WORK ITEM
Please output each line of the data exactly as it appears.

AVAILABLE DATA
========
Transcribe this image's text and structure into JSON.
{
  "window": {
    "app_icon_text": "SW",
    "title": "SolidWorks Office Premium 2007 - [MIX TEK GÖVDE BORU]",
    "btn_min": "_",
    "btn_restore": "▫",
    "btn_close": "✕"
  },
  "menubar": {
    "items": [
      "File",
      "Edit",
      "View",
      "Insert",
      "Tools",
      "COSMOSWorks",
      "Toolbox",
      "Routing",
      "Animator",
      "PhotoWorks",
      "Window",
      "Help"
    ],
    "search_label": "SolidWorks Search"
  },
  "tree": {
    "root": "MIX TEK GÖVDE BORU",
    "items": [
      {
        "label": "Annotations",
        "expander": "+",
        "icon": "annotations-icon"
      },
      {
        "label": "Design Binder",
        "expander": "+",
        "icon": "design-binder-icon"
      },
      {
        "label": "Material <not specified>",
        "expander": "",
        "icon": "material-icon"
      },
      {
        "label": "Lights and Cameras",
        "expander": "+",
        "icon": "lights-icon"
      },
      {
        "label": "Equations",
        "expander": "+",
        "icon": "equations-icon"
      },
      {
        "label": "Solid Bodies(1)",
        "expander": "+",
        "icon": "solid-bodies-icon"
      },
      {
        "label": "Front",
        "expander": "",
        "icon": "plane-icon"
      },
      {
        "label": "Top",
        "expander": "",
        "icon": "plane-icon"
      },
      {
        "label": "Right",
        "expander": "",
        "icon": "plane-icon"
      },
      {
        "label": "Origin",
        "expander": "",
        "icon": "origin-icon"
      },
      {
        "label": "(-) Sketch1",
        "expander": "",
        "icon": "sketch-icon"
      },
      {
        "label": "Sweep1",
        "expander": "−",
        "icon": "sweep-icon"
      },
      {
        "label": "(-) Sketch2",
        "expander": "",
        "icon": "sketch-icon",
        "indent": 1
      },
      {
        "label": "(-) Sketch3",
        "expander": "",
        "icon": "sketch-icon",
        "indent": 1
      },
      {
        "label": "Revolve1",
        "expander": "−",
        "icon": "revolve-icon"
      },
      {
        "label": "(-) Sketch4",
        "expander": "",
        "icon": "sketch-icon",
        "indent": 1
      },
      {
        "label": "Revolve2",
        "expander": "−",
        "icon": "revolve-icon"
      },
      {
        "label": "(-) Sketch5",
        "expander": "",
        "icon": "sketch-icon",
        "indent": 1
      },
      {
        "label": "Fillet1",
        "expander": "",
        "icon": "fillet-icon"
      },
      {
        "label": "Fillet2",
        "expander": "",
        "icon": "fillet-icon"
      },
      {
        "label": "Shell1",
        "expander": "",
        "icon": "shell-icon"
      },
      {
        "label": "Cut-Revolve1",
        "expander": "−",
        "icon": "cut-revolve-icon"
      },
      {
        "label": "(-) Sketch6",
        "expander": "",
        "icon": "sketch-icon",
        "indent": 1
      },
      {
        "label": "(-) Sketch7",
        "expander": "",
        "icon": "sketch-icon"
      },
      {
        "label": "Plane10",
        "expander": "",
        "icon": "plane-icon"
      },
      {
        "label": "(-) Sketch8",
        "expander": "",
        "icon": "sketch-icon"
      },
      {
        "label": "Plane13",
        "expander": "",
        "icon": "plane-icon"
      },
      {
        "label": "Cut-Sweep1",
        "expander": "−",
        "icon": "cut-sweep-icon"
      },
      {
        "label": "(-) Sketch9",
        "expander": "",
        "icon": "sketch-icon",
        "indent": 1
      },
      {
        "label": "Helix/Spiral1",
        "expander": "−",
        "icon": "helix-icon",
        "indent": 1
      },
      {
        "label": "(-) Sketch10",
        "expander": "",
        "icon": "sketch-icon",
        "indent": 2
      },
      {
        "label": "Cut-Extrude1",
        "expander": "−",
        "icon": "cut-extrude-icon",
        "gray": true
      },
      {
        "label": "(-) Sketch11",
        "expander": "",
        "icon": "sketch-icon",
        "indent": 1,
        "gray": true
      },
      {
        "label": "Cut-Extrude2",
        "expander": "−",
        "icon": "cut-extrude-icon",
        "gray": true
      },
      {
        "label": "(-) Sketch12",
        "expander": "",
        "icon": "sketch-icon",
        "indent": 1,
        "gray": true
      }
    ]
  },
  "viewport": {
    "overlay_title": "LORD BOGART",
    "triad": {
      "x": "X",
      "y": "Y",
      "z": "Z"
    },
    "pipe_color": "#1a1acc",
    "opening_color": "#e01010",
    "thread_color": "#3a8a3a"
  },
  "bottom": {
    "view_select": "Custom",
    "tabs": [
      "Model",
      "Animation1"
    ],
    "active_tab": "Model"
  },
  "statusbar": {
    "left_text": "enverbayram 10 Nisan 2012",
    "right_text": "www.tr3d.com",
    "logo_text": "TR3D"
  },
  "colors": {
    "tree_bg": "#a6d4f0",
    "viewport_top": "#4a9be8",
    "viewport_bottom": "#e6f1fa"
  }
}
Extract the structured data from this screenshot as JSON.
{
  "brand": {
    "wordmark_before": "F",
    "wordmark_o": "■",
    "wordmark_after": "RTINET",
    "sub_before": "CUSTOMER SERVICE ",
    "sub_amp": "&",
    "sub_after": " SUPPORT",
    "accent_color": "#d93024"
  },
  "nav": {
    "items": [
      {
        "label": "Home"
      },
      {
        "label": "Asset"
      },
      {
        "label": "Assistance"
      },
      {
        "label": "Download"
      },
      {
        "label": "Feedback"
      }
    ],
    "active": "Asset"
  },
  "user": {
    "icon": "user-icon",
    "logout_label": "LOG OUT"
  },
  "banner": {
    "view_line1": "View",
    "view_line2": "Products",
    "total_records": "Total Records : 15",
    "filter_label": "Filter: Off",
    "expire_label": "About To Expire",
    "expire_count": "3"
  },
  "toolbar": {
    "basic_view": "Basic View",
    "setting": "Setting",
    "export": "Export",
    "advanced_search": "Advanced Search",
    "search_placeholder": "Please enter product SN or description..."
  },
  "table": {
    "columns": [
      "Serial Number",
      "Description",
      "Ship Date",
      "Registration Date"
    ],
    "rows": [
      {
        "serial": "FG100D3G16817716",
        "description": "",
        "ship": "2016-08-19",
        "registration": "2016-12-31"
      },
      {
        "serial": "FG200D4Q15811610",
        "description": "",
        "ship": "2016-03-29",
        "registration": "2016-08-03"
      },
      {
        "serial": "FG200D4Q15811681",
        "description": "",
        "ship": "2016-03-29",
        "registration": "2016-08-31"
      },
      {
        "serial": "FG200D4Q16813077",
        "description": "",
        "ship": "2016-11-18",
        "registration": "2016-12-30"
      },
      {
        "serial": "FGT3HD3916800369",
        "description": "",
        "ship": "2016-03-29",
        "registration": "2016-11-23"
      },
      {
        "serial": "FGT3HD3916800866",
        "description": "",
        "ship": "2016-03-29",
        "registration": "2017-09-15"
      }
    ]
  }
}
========
WRITTEN ANSWER
Transcribe this image's text and structure into JSON.
{
  "window": {
    "app_icon_text": "SW",
    "title": "SolidWorks Office Premium 2007 - [MIX TEK GÖVDE BORU]",
    "btn_min": "_",
    "btn_restore": "▫",
    "btn_close": "✕"
  },
  "menubar": {
    "items": [
      "File",
      "Edit",
      "View",
      "Insert",
      "Tools",
      "COSMOSWorks",
      "Toolbox",
      "Routing",
      "Animator",
      "PhotoWorks",
      "Window",
      "Help"
    ],
    "search_label": "SolidWorks Search"
  },
  "tree": {
    "root": "MIX TEK GÖVDE BORU",
    "items": [
      {
        "label": "Annotations",
        "expander": "+",
        "icon": "annotations-icon"
      },
      {
        "label": "Design Binder",
        "expander": "+",
        "icon": "design-binder-icon"
      },
      {
        "label": "Material <not specified>",
        "expander": "",
        "icon": "material-icon"
      },
      {
        "label": "Lights and Cameras",
        "expander": "+",
        "icon": "lights-icon"
      },
      {
        "label": "Equations",
        "expander": "+",
        "icon": "equations-icon"
      },
      {
        "label": "Solid Bodies(1)",
        "expander": "+",
        "icon": "solid-bodies-icon"
      },
      {
        "label": "Front",
        "expander": "",
        "icon": "plane-icon"
      },
      {
        "label": "Top",
        "expander": "",
        "icon": "plane-icon"
      },
      {
        "label": "Right",
        "expander": "",
        "icon": "plane-icon"
      },
      {
        "label": "Origin",
        "expander": "",
        "icon": "origin-icon"
      },
      {
        "label": "(-) Sketch1",
        "expander": "",
        "icon": "sketch-icon"
      },
      {
        "label": "Sweep1",
        "expander": "−",
        "icon": "sweep-icon"
      },
      {
        "label": "(-) Sketch2",
        "expander": "",
        "icon": "sketch-icon",
        "indent": 1
      },
      {
        "label": "(-) Sketch3",
        "expander": "",
        "icon": "sketch-icon",
        "indent": 1
      },
      {
        "label": "Revolve1",
        "expander": "−",
        "icon": "revolve-icon"
      },
      {
        "label": "(-) Sketch4",
        "expander": "",
        "icon": "sketch-icon",
        "indent": 1
      },
      {
        "label": "Revolve2",
        "expander": "−",
        "icon": "revolve-icon"
      },
      {
        "label": "(-) Sketch5",
        "expander": "",
        "icon": "sketch-icon",
        "indent": 1
      },
      {
        "label": "Fillet1",
        "expander": "",
        "icon": "fillet-icon"
      },
      {
        "label": "Fillet2",
        "expander": "",
        "icon": "fillet-icon"
      },
      {
        "label": "Shell1",
        "expander": "",
        "icon": "shell-icon"
      },
      {
        "label": "Cut-Revolve1",
        "expander": "−",
        "icon": "cut-revolve-icon"
      },
      {
        "label": "(-) Sketch6",
        "expander": "",
        "icon": "sketch-icon",
        "indent": 1
      },
      {
        "label": "(-) Sketch7",
        "expander": "",
        "icon": "sketch-icon"
      },
      {
        "label": "Plane10",
        "expander": "",
        "icon": "plane-icon"
      },
      {
        "label": "(-) Sketch8",
        "expander": "",
        "icon": "sketch-icon"
      },
      {
        "label": "Plane13",
        "expander": "",
        "icon": "plane-icon"
      },
      {
        "label": "Cut-Sweep1",
        "expander": "−",
        "icon": "cut-sweep-icon"
      },
      {
        "label": "(-) Sketch9",
        "expander": "",
        "icon": "sketch-icon",
        "indent": 1
      },
      {
        "label": "Helix/Spiral1",
        "expander": "−",
        "icon": "helix-icon",
        "indent": 1
      },
      {
        "label": "(-) Sketch10",
        "expander": "",
        "icon": "sketch-icon",
        "indent": 2
      },
      {
        "label": "Cut-Extrude1",
        "expander": "−",
        "icon": "cut-extrude-icon",
        "gray": true
      },
      {
        "label": "(-) Sketch11",
        "expander": "",
        "icon": "sketch-icon",
        "indent": 1,
        "gray": true
      },
      {
        "label": "Cut-Extrude2",
        "expander": "−",
        "icon": "cut-extrude-icon",
        "gray": true
      },
      {
        "label": "(-) Sketch12",
        "expander": "",
        "icon": "sketch-icon",
        "indent": 1,
        "gray": true
      }
    ]
  },
  "viewport": {
    "overlay_title": "LORD BOGART",
    "triad": {
      "x": "X",
      "y": "Y",
      "z": "Z"
    },
    "pipe_color": "#1a1acc",
    "opening_color": "#e01010",
    "thread_color": "#3a8a3a"
  },
  "bottom": {
    "view_select": "Custom",
    "tabs": [
      "Model",
      "Animation1"
    ],
    "active_tab": "Model"
  },
  "statusbar": {
    "left_text": "enverbayram 10 Nisan 2012",
    "right_text": "www.tr3d.com",
    "logo_text": "TR3D"
  },
  "colors": {
    "tree_bg": "#a6d4f0",
    "viewport_top": "#4a9be8",
    "viewport_bottom": "#e6f1fa"
  }
}
Extract the structured data from this screenshot as JSON.
{
  "brand": {
    "wordmark_before": "F",
    "wordmark_o": "■",
    "wordmark_after": "RTINET",
    "sub_before": "CUSTOMER SERVICE ",
    "sub_amp": "&",
    "sub_after": " SUPPORT",
    "accent_color": "#d93024"
  },
  "nav": {
    "items": [
      {
        "label": "Home"
      },
      {
        "label": "Asset"
      },
      {
        "label": "Assistance"
      },
      {
        "label": "Download"
      },
      {
        "label": "Feedback"
      }
    ],
    "active": "Asset"
  },
  "user": {
    "icon": "user-icon",
    "logout_label": "LOG OUT"
  },
  "banner": {
    "view_line1": "View",
    "view_line2": "Products",
    "total_records": "Total Records : 15",
    "filter_label": "Filter: Off",
    "expire_label": "About To Expire",
    "expire_count": "3"
  },
  "toolbar": {
    "basic_view": "Basic View",
    "setting": "Setting",
    "export": "Export",
    "advanced_search": "Advanced Search",
    "search_placeholder": "Please enter product SN or description..."
  },
  "table": {
    "columns": [
      "Serial Number",
      "Description",
      "Ship Date",
      "Registration Date"
    ],
    "rows": [
      {
        "serial": "FG100D3G16817716",
        "description": "",
        "ship": "2016-08-19",
        "registration": "2016-12-31"
      },
      {
        "serial": "FG200D4Q15811610",
        "description": "",
        "ship": "2016-03-29",
        "registration": "2016-08-03"
      },
      {
        "serial": "FG200D4Q15811681",
        "description": "",
        "ship": "2016-03-29",
        "registration": "2016-08-31"
      },
      {
        "serial": "FG200D4Q16813077",
        "description": "",
        "ship": "2016-11-18",
        "registration": "2016-12-30"
      },
      {
        "serial": "FGT3HD3916800369",
        "description": "",
        "ship": "2016-03-29",
        "registration": "2016-11-23"
      },
      {
        "serial": "FGT3HD3916800866",
        "description": "",
        "ship": "2016-03-29",
        "registration": "2017-09-15"
      }
    ]
  }
}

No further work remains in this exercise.